Sunday, November 04, 2007
Sunday morning. We are back in the land of cell phone and internet connections after camping in Chaco Canyon (last night a mere 28 degrees), an unforgettable experience. Our tent backed up against massive boulders; when the sun came up, the temperature immediately jumped 20 degrees. Canyon Towhees hopped around camp as if we would feed them, but all is protected here, ruins, animals, even the ground we walk upon. In fact, Chaco Canyon is a sacred place, made nearly inaccessible by the heavily washboarded gravel road of 16 miles (rangers want the road to stay as is as they live in Chaco Canyon or drive government cars; workers prefer a paved road, given their experience of rattle-me-bones rides and break-downs in private cars).
Chaco Canyon resonates in the imagination. We continued our study of Puebloan peoples, hiked along Petroglyph Trail and the challenging Pueblo Alto canyon rim trail to the Pueblo Alto complex (4.5 miles). Imagine a stone trail straight up. Ancient Puebloans climbed to the tops of the mesa using toe and hand holds. We clambered over large stones, slowly, at every step thanking any spirit who listened for our walking sticks. No one can explain with any certainty what motivated these peoples, why they came and why about 1100-1200, they simply left. Over 150 great houses were built here, complete with many circular underground rooms (kivas), used primarily (archaeologists say) for ceremony, prayer and community meetings. Most of the hundreds of rooms in the great houses do not show evidence they were lived in, though hundreds of thousands of hours of work went into building these massive stone building complexes, perhaps somewhat like our urban areas, where people live in one place and work and pray in others.

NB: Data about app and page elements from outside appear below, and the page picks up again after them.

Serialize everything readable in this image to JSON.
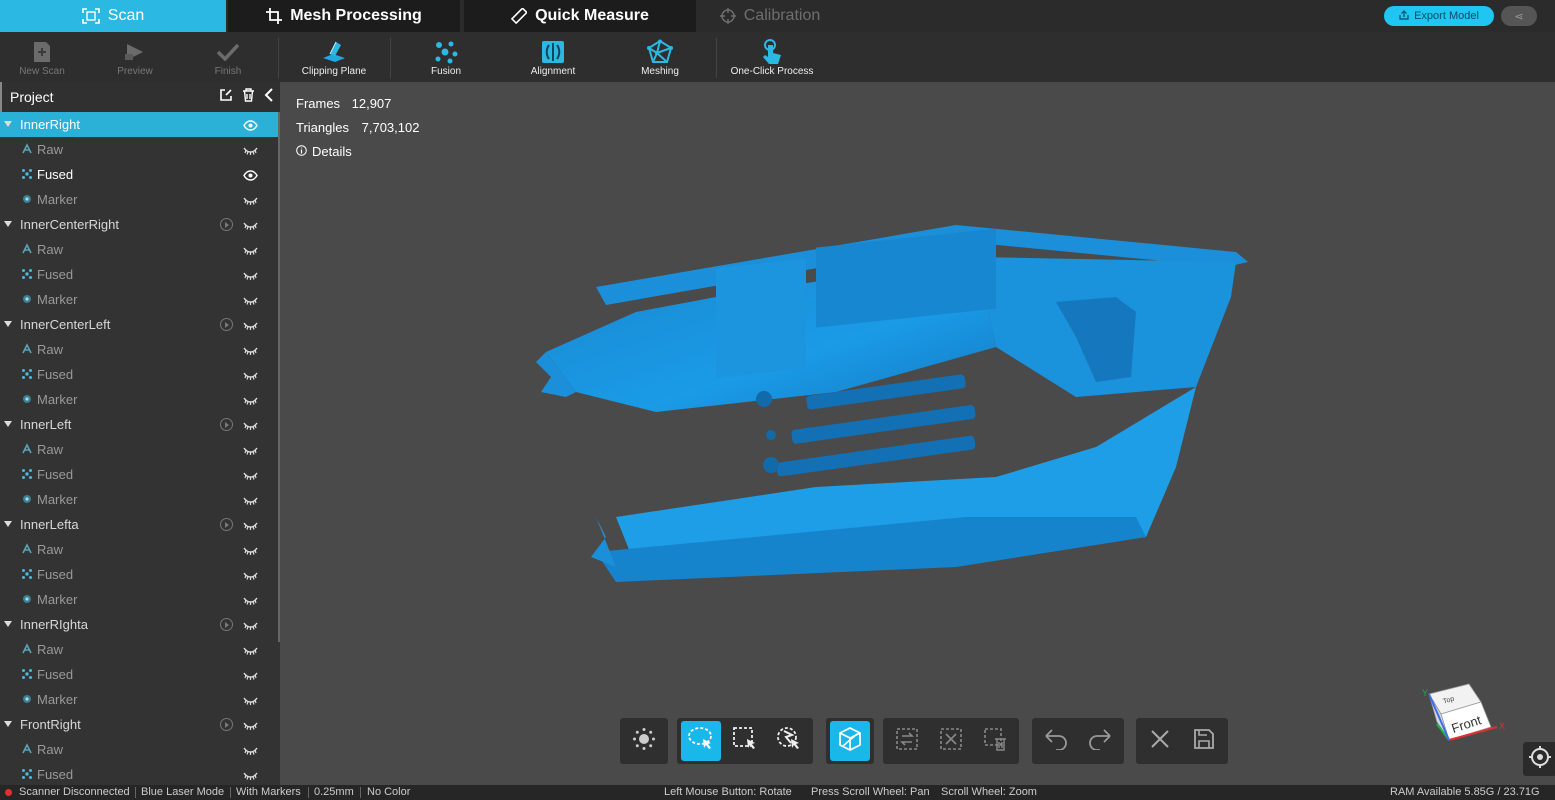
{
  "tabs": [
    {
      "label": "Scan",
      "icon": "scan-icon",
      "active": true
    },
    {
      "label": "Mesh Processing",
      "icon": "crop-icon"
    },
    {
      "label": "Quick Measure",
      "icon": "ruler-icon"
    },
    {
      "label": "Calibration",
      "icon": "crosshair-icon",
      "disabled": true
    }
  ],
  "header_actions": {
    "export_label": "Export Model",
    "share_label": "⋖"
  },
  "toolbar": {
    "new_scan": "New Scan",
    "preview": "Preview",
    "finish": "Finish",
    "clipping_plane": "Clipping Plane",
    "fusion": "Fusion",
    "alignment": "Alignment",
    "meshing": "Meshing",
    "one_click": "One-Click Process"
  },
  "sidebar": {
    "title": "Project",
    "groups": [
      {
        "name": "InnerRight",
        "selected": true,
        "children": [
          {
            "label": "Raw",
            "visible": false
          },
          {
            "label": "Fused",
            "visible": true
          },
          {
            "label": "Marker",
            "visible": false
          }
        ]
      },
      {
        "name": "InnerCenterRight",
        "children": [
          {
            "label": "Raw",
            "visible": false
          },
          {
            "label": "Fused",
            "visible": false
          },
          {
            "label": "Marker",
            "visible": false
          }
        ]
      },
      {
        "name": "InnerCenterLeft",
        "children": [
          {
            "label": "Raw",
            "visible": false
          },
          {
            "label": "Fused",
            "visible": false
          },
          {
            "label": "Marker",
            "visible": false
          }
        ]
      },
      {
        "name": "InnerLeft",
        "children": [
          {
            "label": "Raw",
            "visible": false
          },
          {
            "label": "Fused",
            "visible": false
          },
          {
            "label": "Marker",
            "visible": false
          }
        ]
      },
      {
        "name": "InnerLefta",
        "children": [
          {
            "label": "Raw",
            "visible": false
          },
          {
            "label": "Fused",
            "visible": false
          },
          {
            "label": "Marker",
            "visible": false
          }
        ]
      },
      {
        "name": "InnerRIghta",
        "children": [
          {
            "label": "Raw",
            "visible": false
          },
          {
            "label": "Fused",
            "visible": false
          },
          {
            "label": "Marker",
            "visible": false
          }
        ]
      },
      {
        "name": "FrontRight",
        "children": [
          {
            "label": "Raw",
            "visible": false
          },
          {
            "label": "Fused",
            "visible": false
          }
        ]
      }
    ]
  },
  "stats": {
    "frames_label": "Frames",
    "frames_value": "12,907",
    "triangles_label": "Triangles",
    "triangles_value": "7,703,102",
    "details_label": "Details"
  },
  "nav_cube": {
    "top": "Top",
    "front": "Front",
    "axis_x": "X",
    "axis_y": "Y"
  },
  "statusbar": {
    "scanner": "Scanner Disconnected",
    "mode": "Blue Laser Mode",
    "markers": "With Markers",
    "resolution": "0.25mm",
    "color": "No Color",
    "hint_rotate": "Left Mouse Button: Rotate",
    "hint_pan": "Press Scroll Wheel: Pan",
    "hint_zoom": "Scroll Wheel: Zoom",
    "ram": "RAM Available 5.85G / 23.71G"
  },
  "colors": {
    "accent": "#2bb8e3",
    "model": "#1e8fd6",
    "background": "#4a4a4a"
  }
}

The researchers know quite a bit about what materials were used, when buildings were built, and they are beginning to understand how the buildings were connected in some larger patterns. Astroarcheologists discovered three great stones at the very top of Fajada Butte (see picture at top of this entry) that cast sunlight onto a stone circle carved on the cliff face in such a way as to predict the winter and summer solstice accurately. Fajada Butte is now closed, though, as the added weight of people visiting this site (primarily researchers) compacted the soil, leading to erosion. The three great stones settled, throwing off how that splinter of light that crossed the stone circle, after so many hundreds of years, no longer a predictor of the solstices.
Hiking along the Pueblo Alto Canyon Rim trail, we were able to see Pueblo Bonito from above, its half circle architecture setting a pattern for all of the great houses in the canyon and beyond. This is the oldest great house (850 to 1150), oriented to the sun, the moon, the sacred mountains and mesas, and to other shrines and great houses throughout this region. The photo I took doesn't do justice to the scale of this Great House, comprised of over 100 ground-floor and upper-story rooms with between 3-5 kivas in its first phase of construction (850-950). Even the ways the walls were constructed is fascinating, finely shaped bricks chipped from stone, arranged in beautiful patterns at times, covered with a mud plaster veneer and painted, though the paint and designs are long washed away. What remains are the bricks. Any wall is made of two outer walls of carefully shaped stones; inside the two walls is a "fill" of mud and sandstone rocks roughly shaped into bricks. And the great plaza all encircled with protective walls.
Also along the Pueblo Alto rim trail, we saw the famous hand and toe holds ancient Puebloans used to climb to the mesa top, and a very old stone circle high on the mesa top overlooking the canyon floor, about 20 feet in diameter, used for ceremony. Offerings of turquoise were sometimes left in small hand-sized round polished holes cut out of the sandstone. And then we saw petroglyphs which have only partial descriptions in guidebooks. Our favorite petroglyph, 35 feet high above the Petroglyph trail, and thankfully free of conemporary graffiti, shows a human/supernatural figure, a mountain goat and a Katsina mask.
Which brings me to muggles. We saw muggles in Chaco Canyon. Despite clear signs posted everywhere that these sites should be treated as sacred, people touched or sat on kiva walls, spoke loudly, and hiked off trail. The worst muggles we saw let dogs loose in Casa Rinconada. The first we knew, three large dogs were chasing a rabbit right through this Great House site and up the side of the mesa wall, despite signs that said no pets. Even the earliest researchers were unwittingly muggles as they burned kiva ladders for firewood in the cold mesa back in the 1900s. So I have sympathy for the rangers who advocate keeping that gravel road as a deterrent to too many visitors and those who insist on covering up these ruins to protect them. No excavations are planned; today, researchers use a kind of technology that allows them to analyze the contents under the soil without digging.
The films about Chaco Canyon were useful; one summarized archaeological finds, the other focused on the Native American view of Chaco. A good first introduction to Chaco could be People of Chaco by Kendrick Frazier. Chaco Canyon can be romanticized, but what remains for me is a sense of the beauty of this place; it marks history, philosophy, architecture, and rich spiritual beliefs (even if we cannot decipher them) of an ancient people. The site is still revered as being the ancestors of many native peoples in the Southwest, starting with the Navajo. And so it should be.
Today we head for Four Corners and then to Monument Valley. May the week be a good one for you. Beth